Released on December 30, 2016
Earth’s magnetic field is built up from many contributing sources ranging from the planet’s core to the magnetosphere in space. Untangling and identifying the different sources allows geomagnetic scientists to gather information about the individual processes that combine to create the full field.
One contributor is the ocean. But how do the tides affect Earth’s magnetic field? Seawater is an electrical conductor, and therefore interacts with the magnetic field. As the tides cycle around the ocean basins, the ocean water essentially tries to pull the geomagnetic field lines along. Because the salty water is a good, but not great, conductor, the interaction is relatively weak. The strongest component is from the regular lunar tide that happens about twice per day (actually 12.42 hours). Other contributions come from ocean swell, eddies, and even tsunamis.

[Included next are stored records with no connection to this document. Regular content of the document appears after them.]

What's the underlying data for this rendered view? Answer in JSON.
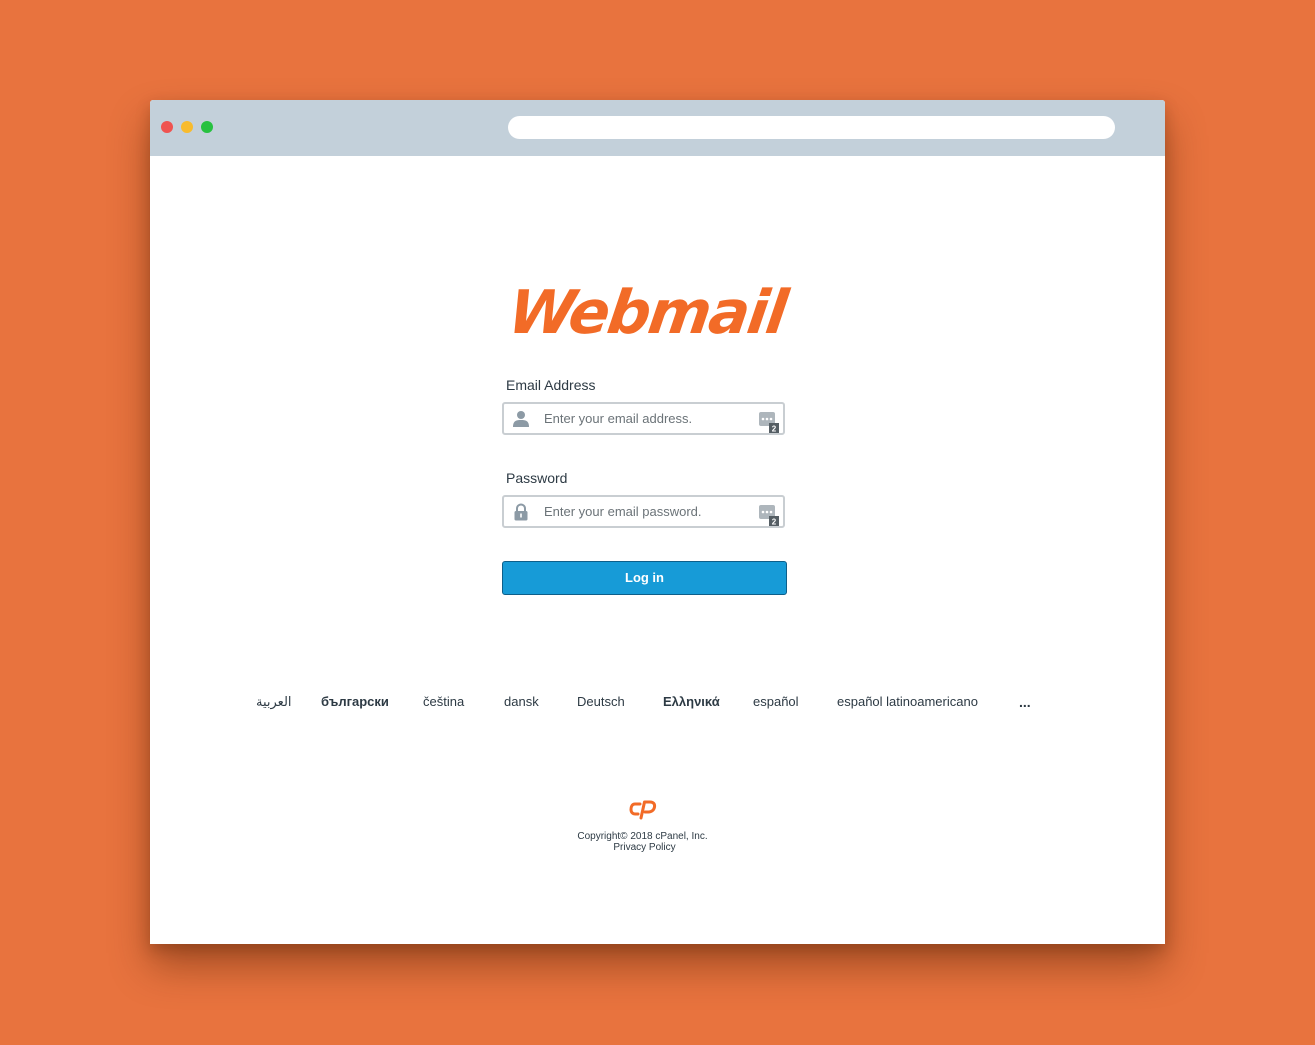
{
  "logo": {
    "text": "Webmail",
    "color": "#f26b27"
  },
  "login_form": {
    "email_label": "Email Address",
    "email_placeholder": "Enter your email address.",
    "email_value": "",
    "email_icon": "user-icon",
    "password_label": "Password",
    "password_placeholder": "Enter your email password.",
    "password_value": "",
    "password_icon": "lock-icon",
    "password_manager_icon": "password-manager-icon",
    "password_manager_badge": "2",
    "login_button_label": "Log in",
    "button_color": "#179bd7"
  },
  "languages": {
    "items": [
      {
        "label": "العربية",
        "bold": false
      },
      {
        "label": "български",
        "bold": true
      },
      {
        "label": "čeština",
        "bold": false
      },
      {
        "label": "dansk",
        "bold": false
      },
      {
        "label": "Deutsch",
        "bold": false
      },
      {
        "label": "Ελληνικά",
        "bold": true
      },
      {
        "label": "español",
        "bold": false
      },
      {
        "label": "español latinoamericano",
        "bold": false
      }
    ],
    "more_label": "..."
  },
  "footer": {
    "brand_icon": "cpanel-logo-icon",
    "copyright": "Copyright© 2018 cPanel, Inc.",
    "privacy_link": "Privacy Policy"
  },
  "colors": {
    "page_background": "#e8733e",
    "titlebar": "#c3d0da",
    "brand_orange": "#f26b27"
  }
}
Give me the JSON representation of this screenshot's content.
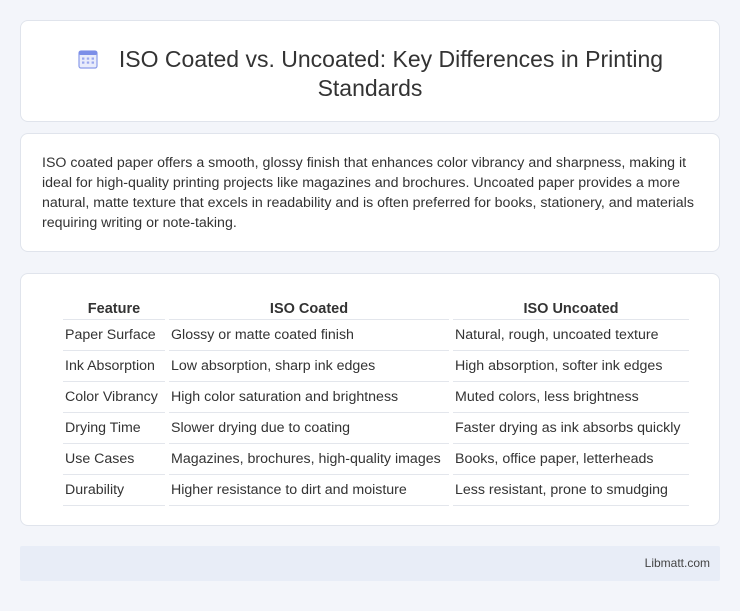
{
  "header": {
    "title": "ISO Coated vs. Uncoated: Key Differences in Printing Standards",
    "icon": "calendar-icon"
  },
  "intro": {
    "text": "ISO coated paper offers a smooth, glossy finish that enhances color vibrancy and sharpness, making it ideal for high-quality printing projects like magazines and brochures. Uncoated paper provides a more natural, matte texture that excels in readability and is often preferred for books, stationery, and materials requiring writing or note-taking."
  },
  "table": {
    "headers": [
      "Feature",
      "ISO Coated",
      "ISO Uncoated"
    ],
    "rows": [
      [
        "Paper Surface",
        "Glossy or matte coated finish",
        "Natural, rough, uncoated texture"
      ],
      [
        "Ink Absorption",
        "Low absorption, sharp ink edges",
        "High absorption, softer ink edges"
      ],
      [
        "Color Vibrancy",
        "High color saturation and brightness",
        "Muted colors, less brightness"
      ],
      [
        "Drying Time",
        "Slower drying due to coating",
        "Faster drying as ink absorbs quickly"
      ],
      [
        "Use Cases",
        "Magazines, brochures, high-quality images",
        "Books, office paper, letterheads"
      ],
      [
        "Durability",
        "Higher resistance to dirt and moisture",
        "Less resistant, prone to smudging"
      ]
    ]
  },
  "footer": {
    "text": "Libmatt.com"
  },
  "colors": {
    "background": "#f3f5fa",
    "card": "#ffffff",
    "footer": "#e8edf7",
    "icon_accent": "#7b8ee8"
  }
}
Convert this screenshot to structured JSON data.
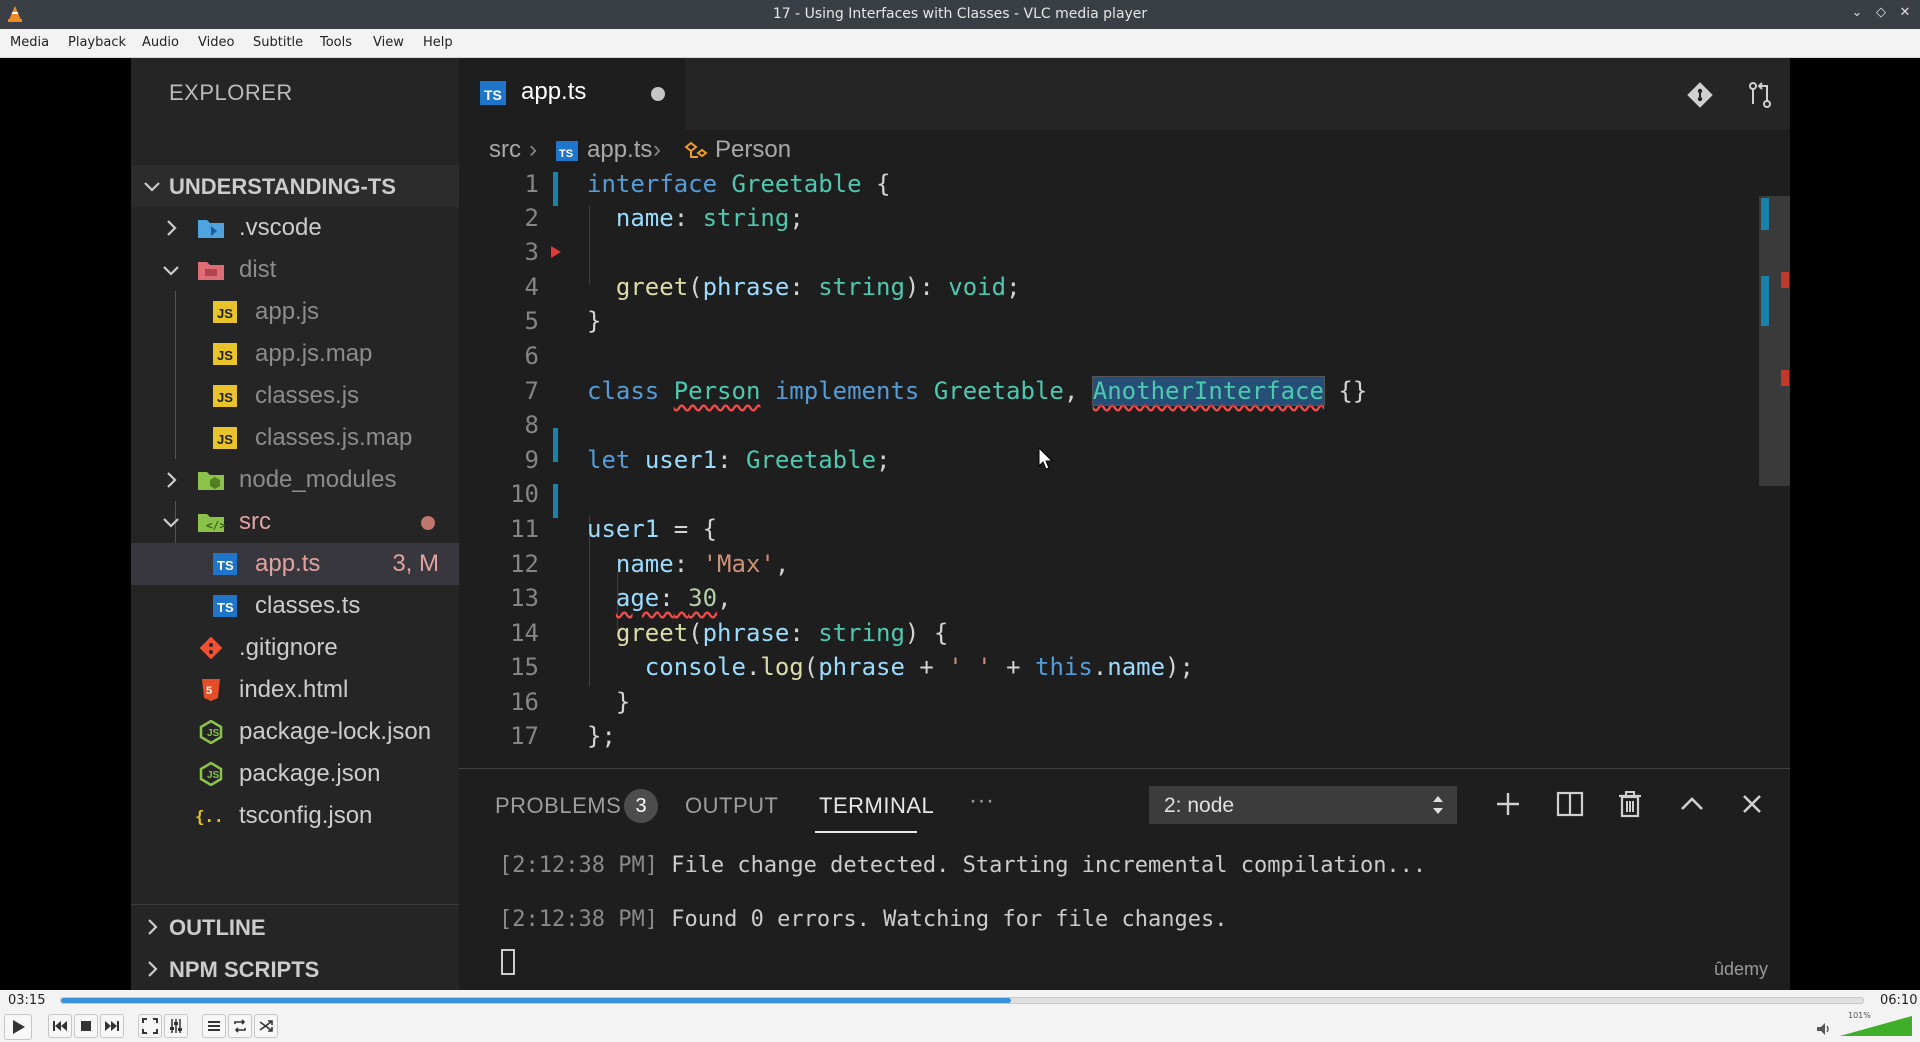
{
  "window": {
    "title": "17 - Using Interfaces with Classes - VLC media player"
  },
  "menu": [
    "Media",
    "Playback",
    "Audio",
    "Video",
    "Subtitle",
    "Tools",
    "View",
    "Help"
  ],
  "explorer": {
    "title": "EXPLORER",
    "project": "UNDERSTANDING-TS",
    "tree": [
      {
        "label": ".vscode",
        "type": "folder",
        "color": "#4fa3e0"
      },
      {
        "label": "dist",
        "type": "folder-open",
        "color": "#e06c75",
        "dim": true
      },
      {
        "label": "app.js",
        "type": "js",
        "dim": true
      },
      {
        "label": "app.js.map",
        "type": "js",
        "dim": true
      },
      {
        "label": "classes.js",
        "type": "js",
        "dim": true
      },
      {
        "label": "classes.js.map",
        "type": "js",
        "dim": true
      },
      {
        "label": "node_modules",
        "type": "folder",
        "color": "#8bc34a",
        "dim": true
      },
      {
        "label": "src",
        "type": "folder-open",
        "color": "#8bc34a"
      },
      {
        "label": "app.ts",
        "type": "ts",
        "badge": "3, M"
      },
      {
        "label": "classes.ts",
        "type": "ts"
      },
      {
        "label": ".gitignore",
        "type": "git"
      },
      {
        "label": "index.html",
        "type": "html"
      },
      {
        "label": "package-lock.json",
        "type": "node"
      },
      {
        "label": "package.json",
        "type": "node"
      },
      {
        "label": "tsconfig.json",
        "type": "json"
      }
    ],
    "outline": "OUTLINE",
    "npm_scripts": "NPM SCRIPTS"
  },
  "editor": {
    "tab": "app.ts",
    "breadcrumb": [
      "src",
      "app.ts",
      "Person"
    ],
    "line_numbers": [
      "1",
      "2",
      "3",
      "4",
      "5",
      "6",
      "7",
      "8",
      "9",
      "10",
      "11",
      "12",
      "13",
      "14",
      "15",
      "16",
      "17"
    ]
  },
  "panel": {
    "tabs": {
      "problems": "PROBLEMS",
      "problems_count": "3",
      "output": "OUTPUT",
      "terminal": "TERMINAL",
      "more": "···"
    },
    "terminal_select": "2: node",
    "terminal_lines": [
      {
        "ts": "[2:12:38 PM]",
        "text": " File change detected. Starting incremental compilation..."
      },
      {
        "ts": "[2:12:38 PM]",
        "text": " Found 0 errors. Watching for file changes."
      }
    ],
    "watermark": "ûdemy"
  },
  "player": {
    "elapsed": "03:15",
    "total": "06:10",
    "progress": 0.527,
    "volume_label": "101%",
    "volume": 1.01
  },
  "colors": {
    "accent": "#3a92d8",
    "ts_icon": "#1f75c9",
    "js_icon": "#e8c42a"
  }
}
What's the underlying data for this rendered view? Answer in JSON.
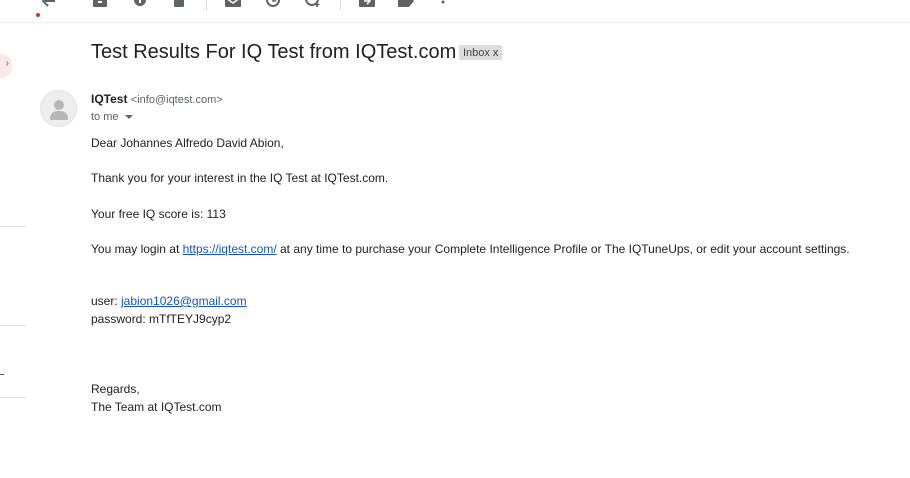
{
  "email": {
    "subject": "Test Results For IQ Test from IQTest.com",
    "label": "Inbox",
    "label_remove": "x",
    "sender_name": "IQTest",
    "sender_email": "<info@iqtest.com>",
    "to_line": "to me",
    "body": {
      "greeting": "Dear Johannes Alfredo David Abion,",
      "thanks": "Thank you for your interest in the IQ Test at IQTest.com.",
      "score": "Your free IQ score is: 113",
      "login_prefix": "You may login at ",
      "login_link": "https://iqtest.com/",
      "login_suffix": " at any time to purchase your Complete Intelligence Profile or The IQTuneUps, or edit your account settings.",
      "user_prefix": "user: ",
      "user_email": "jabion1026@gmail.com",
      "password": "password: mTfTEYJ9cyp2",
      "regards": "Regards,",
      "signature": "The Team at IQTest.com"
    }
  },
  "left_badge_glyph": "›",
  "toolbar_icons": [
    "back-arrow-icon",
    "archive-icon",
    "report-spam-icon",
    "delete-icon",
    "mark-unread-icon",
    "snooze-icon",
    "add-task-icon",
    "move-to-icon",
    "label-icon",
    "more-vert-icon"
  ],
  "colors": {
    "link": "#1155cc",
    "unread_dot": "#d93025",
    "badge_bg": "#fce8e6"
  }
}
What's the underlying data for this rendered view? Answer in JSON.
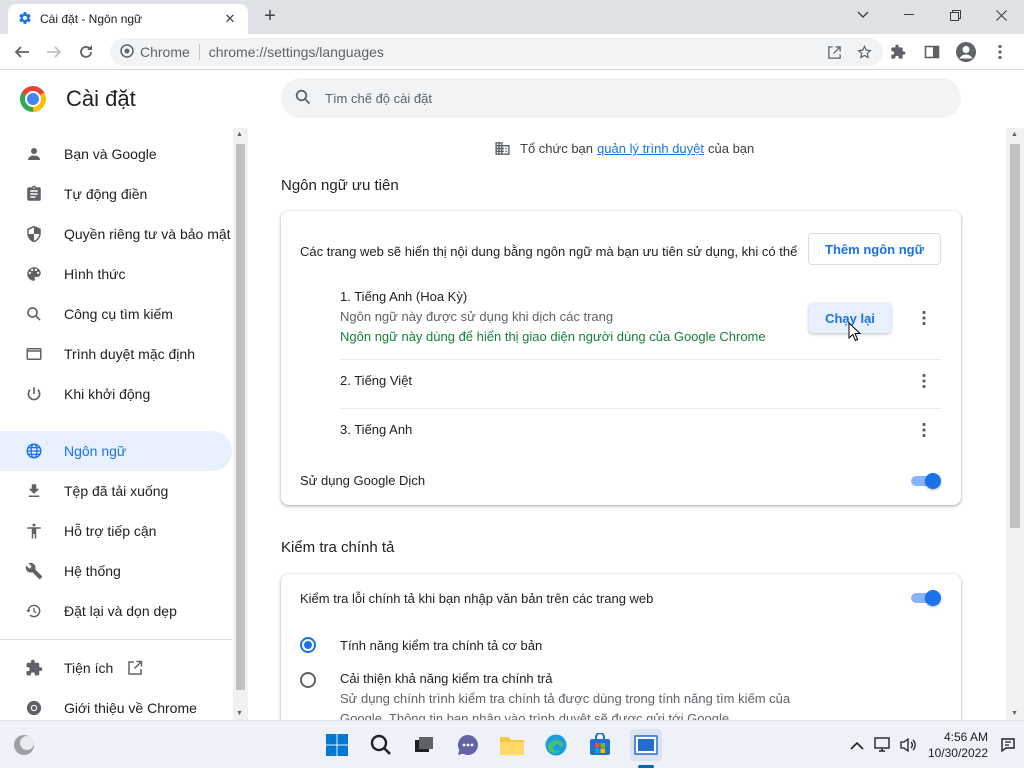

The strength of the interaction also depends on the temperature of the ocean water. Scientists are now able to determine how much heat is being stored in the entire ocean, from wave top to sea floor by observations of the Earth's magnetic field.
GCMD keywords can be found on the Internet with the following citation:
Olsen, L.M., G. Major, K. Shein, J. Scialdone, S. Ritz, T. Stevens, M. Morahan, A. Aleman, R. Vogel, S. Leicester, H. Weir, M. Meaux, S. Grebas, C.Solomon, M. Holland, T. Northcutt, R. A. Restrepo, R. Bilodeau, 2013. NASA/Global Change Master Directory (GCMD) Earth Science Keywords. Version 220.127.116.11.0